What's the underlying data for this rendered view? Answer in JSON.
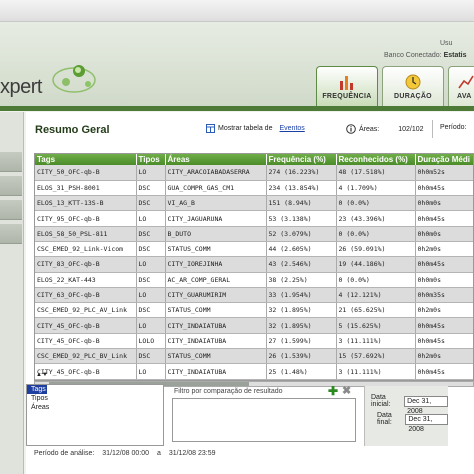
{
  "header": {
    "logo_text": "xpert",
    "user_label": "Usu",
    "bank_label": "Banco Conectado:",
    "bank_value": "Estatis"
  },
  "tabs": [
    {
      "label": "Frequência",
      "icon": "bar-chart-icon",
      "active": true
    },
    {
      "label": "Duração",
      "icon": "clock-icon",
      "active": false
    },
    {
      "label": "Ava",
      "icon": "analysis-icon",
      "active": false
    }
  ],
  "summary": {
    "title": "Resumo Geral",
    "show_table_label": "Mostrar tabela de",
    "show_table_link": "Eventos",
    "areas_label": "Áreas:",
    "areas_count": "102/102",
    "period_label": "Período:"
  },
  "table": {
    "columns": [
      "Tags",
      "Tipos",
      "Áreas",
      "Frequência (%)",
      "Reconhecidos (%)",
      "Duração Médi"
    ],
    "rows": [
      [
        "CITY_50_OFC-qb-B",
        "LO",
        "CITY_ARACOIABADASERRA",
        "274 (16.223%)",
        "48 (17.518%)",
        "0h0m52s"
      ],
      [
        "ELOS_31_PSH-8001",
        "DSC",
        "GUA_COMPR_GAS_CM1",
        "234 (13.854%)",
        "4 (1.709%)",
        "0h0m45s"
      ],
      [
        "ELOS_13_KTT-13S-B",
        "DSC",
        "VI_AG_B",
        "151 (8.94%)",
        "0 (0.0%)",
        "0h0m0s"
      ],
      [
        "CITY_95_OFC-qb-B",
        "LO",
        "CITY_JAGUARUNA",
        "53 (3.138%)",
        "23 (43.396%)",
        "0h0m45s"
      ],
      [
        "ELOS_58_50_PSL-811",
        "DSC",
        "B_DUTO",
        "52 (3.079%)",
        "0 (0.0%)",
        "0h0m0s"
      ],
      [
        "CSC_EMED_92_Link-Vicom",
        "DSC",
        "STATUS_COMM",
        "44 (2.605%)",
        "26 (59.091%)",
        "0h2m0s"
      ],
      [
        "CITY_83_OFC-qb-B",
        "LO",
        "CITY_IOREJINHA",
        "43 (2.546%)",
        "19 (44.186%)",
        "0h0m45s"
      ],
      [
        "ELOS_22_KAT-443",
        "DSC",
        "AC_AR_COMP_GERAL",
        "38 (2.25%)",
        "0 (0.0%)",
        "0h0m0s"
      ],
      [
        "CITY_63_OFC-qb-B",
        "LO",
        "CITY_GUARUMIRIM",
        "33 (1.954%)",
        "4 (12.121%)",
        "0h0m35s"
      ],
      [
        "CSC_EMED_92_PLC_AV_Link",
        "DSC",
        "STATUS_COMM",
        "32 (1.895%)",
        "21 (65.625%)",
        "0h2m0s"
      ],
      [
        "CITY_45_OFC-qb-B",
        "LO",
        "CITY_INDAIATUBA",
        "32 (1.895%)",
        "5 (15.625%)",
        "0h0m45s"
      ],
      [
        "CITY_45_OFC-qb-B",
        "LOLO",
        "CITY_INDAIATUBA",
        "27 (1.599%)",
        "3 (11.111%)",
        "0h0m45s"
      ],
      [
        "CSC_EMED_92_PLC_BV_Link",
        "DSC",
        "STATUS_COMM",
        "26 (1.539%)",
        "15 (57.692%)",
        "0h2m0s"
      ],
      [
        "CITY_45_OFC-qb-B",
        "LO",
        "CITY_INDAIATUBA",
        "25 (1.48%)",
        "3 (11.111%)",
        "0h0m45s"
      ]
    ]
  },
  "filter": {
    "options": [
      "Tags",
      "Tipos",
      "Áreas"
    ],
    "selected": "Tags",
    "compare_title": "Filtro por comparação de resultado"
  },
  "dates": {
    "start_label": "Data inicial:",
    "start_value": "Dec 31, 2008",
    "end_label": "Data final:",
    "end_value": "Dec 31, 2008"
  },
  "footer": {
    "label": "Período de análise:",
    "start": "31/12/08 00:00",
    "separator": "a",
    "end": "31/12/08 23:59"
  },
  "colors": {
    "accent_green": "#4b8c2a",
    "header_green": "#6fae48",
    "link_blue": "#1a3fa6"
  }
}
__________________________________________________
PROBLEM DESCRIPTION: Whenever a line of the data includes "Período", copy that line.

RESPONSE BOX:
    "period_label": "Período:"
    "label": "Período de análise:",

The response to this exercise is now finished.